Material provided:
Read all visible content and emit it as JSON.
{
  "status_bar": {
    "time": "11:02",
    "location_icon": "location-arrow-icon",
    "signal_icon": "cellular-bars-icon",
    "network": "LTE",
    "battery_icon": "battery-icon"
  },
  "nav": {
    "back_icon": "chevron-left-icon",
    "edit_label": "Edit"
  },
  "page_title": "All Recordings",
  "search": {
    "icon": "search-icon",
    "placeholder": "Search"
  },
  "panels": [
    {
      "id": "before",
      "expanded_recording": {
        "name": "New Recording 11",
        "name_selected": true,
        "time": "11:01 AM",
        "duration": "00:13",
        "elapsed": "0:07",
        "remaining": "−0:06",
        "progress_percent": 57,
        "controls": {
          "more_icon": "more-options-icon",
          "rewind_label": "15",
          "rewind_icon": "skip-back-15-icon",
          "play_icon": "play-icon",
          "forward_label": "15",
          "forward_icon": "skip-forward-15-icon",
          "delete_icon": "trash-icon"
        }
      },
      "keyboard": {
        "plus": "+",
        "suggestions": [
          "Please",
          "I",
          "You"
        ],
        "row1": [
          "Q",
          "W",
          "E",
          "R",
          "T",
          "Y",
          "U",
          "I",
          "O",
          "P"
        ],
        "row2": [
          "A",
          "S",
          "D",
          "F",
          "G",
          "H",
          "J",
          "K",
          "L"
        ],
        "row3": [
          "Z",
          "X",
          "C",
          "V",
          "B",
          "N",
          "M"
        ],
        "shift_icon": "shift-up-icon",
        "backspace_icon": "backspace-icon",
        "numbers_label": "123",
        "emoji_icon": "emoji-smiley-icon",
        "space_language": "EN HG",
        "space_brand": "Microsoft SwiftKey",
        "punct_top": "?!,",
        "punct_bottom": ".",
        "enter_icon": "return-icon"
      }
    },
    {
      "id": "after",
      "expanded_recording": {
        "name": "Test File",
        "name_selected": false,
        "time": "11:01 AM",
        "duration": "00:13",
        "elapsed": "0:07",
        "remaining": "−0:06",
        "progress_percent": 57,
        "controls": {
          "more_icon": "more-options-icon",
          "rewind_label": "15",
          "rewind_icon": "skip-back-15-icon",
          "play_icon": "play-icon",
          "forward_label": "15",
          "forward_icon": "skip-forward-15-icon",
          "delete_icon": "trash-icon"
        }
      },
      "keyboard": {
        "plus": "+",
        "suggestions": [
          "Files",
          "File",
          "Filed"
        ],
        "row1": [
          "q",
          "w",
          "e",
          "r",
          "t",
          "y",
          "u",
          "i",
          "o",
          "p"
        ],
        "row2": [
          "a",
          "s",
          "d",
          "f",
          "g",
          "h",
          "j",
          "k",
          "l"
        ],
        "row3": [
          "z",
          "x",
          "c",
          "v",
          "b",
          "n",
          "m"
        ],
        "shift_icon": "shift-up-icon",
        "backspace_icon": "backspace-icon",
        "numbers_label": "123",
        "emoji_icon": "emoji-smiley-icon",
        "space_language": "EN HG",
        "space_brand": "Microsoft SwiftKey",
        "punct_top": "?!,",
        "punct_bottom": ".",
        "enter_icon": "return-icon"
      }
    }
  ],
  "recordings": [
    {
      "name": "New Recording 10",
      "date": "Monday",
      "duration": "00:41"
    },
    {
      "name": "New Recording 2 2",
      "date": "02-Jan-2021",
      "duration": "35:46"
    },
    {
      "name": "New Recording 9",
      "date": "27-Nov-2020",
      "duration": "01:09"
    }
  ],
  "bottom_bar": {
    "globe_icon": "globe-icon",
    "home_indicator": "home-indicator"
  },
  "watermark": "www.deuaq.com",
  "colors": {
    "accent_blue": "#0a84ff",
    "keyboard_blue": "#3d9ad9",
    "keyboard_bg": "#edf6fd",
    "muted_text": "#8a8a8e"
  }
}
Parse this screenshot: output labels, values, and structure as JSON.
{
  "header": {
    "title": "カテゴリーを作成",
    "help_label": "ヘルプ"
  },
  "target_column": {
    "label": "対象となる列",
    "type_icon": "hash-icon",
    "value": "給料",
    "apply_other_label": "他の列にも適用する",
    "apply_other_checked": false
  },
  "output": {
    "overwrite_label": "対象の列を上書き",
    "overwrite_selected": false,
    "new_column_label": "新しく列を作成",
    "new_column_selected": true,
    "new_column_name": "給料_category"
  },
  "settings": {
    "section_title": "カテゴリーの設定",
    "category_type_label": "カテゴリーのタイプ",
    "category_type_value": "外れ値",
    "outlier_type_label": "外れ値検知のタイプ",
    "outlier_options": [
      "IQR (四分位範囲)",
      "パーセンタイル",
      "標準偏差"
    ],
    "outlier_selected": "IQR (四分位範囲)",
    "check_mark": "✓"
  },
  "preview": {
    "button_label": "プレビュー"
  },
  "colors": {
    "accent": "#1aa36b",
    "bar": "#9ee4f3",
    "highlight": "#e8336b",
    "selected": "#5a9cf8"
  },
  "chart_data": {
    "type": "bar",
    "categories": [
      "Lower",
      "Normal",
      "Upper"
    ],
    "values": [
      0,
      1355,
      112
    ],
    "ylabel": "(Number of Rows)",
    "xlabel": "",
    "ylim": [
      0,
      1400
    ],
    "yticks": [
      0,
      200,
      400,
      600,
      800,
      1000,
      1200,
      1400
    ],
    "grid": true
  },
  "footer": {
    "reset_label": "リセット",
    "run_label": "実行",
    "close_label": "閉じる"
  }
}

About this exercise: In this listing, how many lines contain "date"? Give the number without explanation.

Response area: 3